Vanska had threatened to resign if the orchestra and musicians didn't reach agreement in time to save the early November performances at Carnegie Hall. Vanska's London-based talent agent did not immediately respond to several emails Monday seeking comment.
The musicians on Saturday rejected the latest contract offer from the orchestra's management, which locked-out the musicians about a year ago as it pushed them for pay concessions. The sides have made little progress since.
"We have done our very best to try to reach a compromise agreement by September 30," Richard Davis, chairman of the board's negotiating committee, said in a press release. He said he hoped it would not mean Vanska's departure, but acknowledged his previous ultimatum.
"We understand that our music director considers these New York performances vital to his Minnesota tenure and we share his disappointment at having to withdraw from the concerts, but we could no longer commit to the dates given the decision by the musicians to reject our proposals," Davis said. Vanska's contact with the Orchestra runs through September 2015.

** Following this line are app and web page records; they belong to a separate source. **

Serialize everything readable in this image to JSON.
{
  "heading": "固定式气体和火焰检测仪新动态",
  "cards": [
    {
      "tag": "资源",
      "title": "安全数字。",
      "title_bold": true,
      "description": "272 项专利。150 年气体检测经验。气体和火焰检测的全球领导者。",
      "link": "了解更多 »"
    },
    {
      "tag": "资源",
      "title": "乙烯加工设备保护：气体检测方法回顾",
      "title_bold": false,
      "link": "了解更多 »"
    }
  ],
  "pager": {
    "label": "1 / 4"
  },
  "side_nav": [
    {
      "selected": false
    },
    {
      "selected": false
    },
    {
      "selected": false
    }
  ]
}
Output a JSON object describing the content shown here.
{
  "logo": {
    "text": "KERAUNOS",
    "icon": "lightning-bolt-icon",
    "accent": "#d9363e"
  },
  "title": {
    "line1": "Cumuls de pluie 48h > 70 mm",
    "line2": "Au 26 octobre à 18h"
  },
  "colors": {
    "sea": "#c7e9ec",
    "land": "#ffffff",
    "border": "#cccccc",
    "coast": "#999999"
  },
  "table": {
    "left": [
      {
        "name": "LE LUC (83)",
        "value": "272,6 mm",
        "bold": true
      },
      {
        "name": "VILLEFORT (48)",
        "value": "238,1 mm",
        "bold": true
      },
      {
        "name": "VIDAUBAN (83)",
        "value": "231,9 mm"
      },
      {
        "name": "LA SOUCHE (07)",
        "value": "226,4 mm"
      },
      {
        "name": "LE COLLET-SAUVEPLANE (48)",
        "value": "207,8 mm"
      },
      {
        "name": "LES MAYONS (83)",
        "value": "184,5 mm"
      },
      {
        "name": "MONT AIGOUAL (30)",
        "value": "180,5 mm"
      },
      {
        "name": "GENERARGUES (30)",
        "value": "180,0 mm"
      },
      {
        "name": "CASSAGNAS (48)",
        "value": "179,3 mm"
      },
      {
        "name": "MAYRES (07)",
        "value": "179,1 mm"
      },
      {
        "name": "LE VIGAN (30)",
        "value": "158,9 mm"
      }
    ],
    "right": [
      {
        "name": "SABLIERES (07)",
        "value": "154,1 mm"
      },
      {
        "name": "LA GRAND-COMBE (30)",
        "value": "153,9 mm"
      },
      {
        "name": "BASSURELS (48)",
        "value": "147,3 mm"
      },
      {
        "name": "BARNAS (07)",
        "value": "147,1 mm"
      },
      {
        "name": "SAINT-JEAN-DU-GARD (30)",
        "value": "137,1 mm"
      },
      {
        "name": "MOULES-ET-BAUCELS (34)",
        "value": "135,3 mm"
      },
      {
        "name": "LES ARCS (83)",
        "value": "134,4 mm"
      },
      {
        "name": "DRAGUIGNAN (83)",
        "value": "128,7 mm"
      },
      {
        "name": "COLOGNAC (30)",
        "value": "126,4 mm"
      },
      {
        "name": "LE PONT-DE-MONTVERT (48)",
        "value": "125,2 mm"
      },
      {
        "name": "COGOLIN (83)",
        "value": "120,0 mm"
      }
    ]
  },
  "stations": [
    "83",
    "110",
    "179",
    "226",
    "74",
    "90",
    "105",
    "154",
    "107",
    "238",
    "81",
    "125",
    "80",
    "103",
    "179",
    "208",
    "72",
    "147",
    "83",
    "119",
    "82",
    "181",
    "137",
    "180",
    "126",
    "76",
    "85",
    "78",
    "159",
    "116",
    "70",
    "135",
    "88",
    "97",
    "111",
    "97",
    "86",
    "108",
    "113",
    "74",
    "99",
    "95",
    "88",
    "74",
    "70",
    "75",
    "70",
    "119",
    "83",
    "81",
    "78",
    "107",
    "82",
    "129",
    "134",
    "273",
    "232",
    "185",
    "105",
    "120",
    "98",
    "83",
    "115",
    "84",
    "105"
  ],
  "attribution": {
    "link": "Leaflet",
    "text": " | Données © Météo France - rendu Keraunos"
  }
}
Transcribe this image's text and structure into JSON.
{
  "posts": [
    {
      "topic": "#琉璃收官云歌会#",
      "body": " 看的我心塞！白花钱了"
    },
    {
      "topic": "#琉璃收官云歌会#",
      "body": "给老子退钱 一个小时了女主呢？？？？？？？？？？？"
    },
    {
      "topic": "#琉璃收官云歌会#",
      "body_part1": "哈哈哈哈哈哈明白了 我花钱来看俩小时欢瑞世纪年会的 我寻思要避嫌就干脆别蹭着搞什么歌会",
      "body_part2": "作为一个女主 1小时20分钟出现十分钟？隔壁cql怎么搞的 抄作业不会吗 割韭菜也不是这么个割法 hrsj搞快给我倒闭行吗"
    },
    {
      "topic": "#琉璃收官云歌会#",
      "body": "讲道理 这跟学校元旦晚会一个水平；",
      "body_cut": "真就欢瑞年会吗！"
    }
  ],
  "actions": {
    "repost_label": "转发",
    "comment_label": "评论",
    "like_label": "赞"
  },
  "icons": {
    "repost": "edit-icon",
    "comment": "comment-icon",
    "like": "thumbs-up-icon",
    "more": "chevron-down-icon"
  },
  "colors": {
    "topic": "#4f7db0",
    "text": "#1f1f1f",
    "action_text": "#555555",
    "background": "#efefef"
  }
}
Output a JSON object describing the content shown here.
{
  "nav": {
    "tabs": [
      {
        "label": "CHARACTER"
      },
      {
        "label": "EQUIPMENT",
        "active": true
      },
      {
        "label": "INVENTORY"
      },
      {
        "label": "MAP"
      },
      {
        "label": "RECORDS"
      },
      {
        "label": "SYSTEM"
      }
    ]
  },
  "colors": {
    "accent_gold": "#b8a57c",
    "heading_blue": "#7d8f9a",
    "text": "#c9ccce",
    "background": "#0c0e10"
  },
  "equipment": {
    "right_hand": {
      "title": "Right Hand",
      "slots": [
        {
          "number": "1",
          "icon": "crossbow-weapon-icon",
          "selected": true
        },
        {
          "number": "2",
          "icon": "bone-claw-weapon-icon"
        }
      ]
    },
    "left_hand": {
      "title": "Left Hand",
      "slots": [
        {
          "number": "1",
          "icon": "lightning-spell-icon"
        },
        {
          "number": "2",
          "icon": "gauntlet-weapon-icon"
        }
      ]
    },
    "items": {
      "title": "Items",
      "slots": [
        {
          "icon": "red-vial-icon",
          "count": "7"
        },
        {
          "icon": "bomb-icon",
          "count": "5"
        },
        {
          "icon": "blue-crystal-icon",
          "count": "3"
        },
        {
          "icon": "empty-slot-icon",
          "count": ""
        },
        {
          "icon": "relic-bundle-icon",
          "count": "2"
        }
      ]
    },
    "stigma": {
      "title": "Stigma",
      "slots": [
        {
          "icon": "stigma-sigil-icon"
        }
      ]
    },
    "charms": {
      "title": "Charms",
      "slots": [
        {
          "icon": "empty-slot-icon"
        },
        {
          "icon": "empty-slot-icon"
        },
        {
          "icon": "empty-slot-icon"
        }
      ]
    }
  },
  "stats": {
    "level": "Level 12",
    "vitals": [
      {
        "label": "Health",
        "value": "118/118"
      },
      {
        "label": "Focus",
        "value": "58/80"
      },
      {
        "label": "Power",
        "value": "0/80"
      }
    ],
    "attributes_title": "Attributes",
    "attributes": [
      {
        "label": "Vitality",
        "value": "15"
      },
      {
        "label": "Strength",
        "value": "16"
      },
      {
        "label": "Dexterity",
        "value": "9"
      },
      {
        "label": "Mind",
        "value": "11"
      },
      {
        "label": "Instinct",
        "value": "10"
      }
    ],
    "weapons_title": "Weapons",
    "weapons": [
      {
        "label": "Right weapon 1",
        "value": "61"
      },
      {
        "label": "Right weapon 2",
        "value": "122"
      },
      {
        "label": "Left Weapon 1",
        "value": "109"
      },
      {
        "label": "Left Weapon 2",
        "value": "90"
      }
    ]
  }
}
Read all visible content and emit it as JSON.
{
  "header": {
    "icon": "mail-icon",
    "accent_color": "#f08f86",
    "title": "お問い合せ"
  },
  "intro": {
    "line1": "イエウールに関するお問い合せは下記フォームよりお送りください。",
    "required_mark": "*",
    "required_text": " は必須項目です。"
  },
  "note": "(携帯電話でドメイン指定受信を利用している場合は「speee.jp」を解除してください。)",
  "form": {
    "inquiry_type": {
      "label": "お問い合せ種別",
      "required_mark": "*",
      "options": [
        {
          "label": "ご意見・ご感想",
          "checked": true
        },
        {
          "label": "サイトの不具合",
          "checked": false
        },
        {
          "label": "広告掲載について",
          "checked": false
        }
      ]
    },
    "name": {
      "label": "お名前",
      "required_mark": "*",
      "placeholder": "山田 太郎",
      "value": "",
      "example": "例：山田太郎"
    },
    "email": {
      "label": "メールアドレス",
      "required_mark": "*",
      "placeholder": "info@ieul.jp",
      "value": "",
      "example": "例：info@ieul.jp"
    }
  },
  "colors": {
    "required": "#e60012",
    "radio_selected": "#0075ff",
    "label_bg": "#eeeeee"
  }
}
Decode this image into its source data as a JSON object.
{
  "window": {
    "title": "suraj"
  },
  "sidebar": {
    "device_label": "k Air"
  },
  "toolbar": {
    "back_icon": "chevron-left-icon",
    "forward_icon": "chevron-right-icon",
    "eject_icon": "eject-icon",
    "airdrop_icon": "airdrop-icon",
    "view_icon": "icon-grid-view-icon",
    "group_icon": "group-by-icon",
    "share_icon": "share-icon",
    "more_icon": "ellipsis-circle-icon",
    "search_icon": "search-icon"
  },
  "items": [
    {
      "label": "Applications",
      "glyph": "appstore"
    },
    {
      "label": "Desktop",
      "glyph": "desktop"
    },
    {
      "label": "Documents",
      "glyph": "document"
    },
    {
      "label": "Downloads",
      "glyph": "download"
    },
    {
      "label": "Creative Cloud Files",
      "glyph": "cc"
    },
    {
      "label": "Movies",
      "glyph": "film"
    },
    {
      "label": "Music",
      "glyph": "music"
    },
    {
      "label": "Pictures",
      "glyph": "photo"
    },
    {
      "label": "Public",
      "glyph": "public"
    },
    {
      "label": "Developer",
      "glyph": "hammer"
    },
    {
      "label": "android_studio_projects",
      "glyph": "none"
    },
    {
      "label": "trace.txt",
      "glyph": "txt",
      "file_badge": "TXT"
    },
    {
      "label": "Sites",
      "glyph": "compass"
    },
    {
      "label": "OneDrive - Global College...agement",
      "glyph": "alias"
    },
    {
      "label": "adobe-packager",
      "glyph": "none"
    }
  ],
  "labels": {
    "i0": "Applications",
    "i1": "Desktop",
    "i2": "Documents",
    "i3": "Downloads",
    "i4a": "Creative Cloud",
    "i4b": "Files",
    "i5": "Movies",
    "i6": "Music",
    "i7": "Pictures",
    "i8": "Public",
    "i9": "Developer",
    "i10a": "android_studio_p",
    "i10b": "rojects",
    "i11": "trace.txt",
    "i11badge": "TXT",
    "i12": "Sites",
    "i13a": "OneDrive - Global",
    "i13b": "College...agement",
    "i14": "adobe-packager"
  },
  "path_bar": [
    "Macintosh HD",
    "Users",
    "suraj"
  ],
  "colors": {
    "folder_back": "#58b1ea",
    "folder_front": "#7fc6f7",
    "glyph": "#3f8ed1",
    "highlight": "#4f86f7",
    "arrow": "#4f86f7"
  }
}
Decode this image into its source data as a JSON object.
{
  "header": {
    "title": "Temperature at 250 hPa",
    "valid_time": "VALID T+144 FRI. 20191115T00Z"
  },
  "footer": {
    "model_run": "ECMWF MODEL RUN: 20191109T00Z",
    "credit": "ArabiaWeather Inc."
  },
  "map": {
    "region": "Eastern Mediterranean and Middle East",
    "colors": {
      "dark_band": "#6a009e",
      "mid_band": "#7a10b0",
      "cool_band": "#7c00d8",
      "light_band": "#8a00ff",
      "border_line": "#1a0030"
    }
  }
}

The musicians union said it made two counterproposals Monday, but management rejected both. The orchestra's management dismissed the union counteroffers as "eleventh-hour proposals."
"If the other side decides they would like to meet, we're prepared to meet," union spokesman Blois Olson said late Monday afternoon.
Prior to the labor dispute, the Minnesota Orchestra had seen its reputation grow under Vanska, who took the helm in 2003. After an earlier Carnegie Hall performance in 2003, the classical music critic for the New Yorker wrote that "they sounded, to my ears, like the greatest orchestra in the world."
Management says even as the orchestra's reputation grew, attendance at its performances was flat, corporate and individual support declined and it received poor results from its investments. Musician salaries rose 3 to 4 percent per year under the previous contract.
Musicians contend that the salaries reflected the skill involved in reaching the top ranks of U.S. orchestras, and that big salary cuts would result in a decline in its quality.
If Vanska does leave the Minnesota Orchestra, its entire future could be in doubt.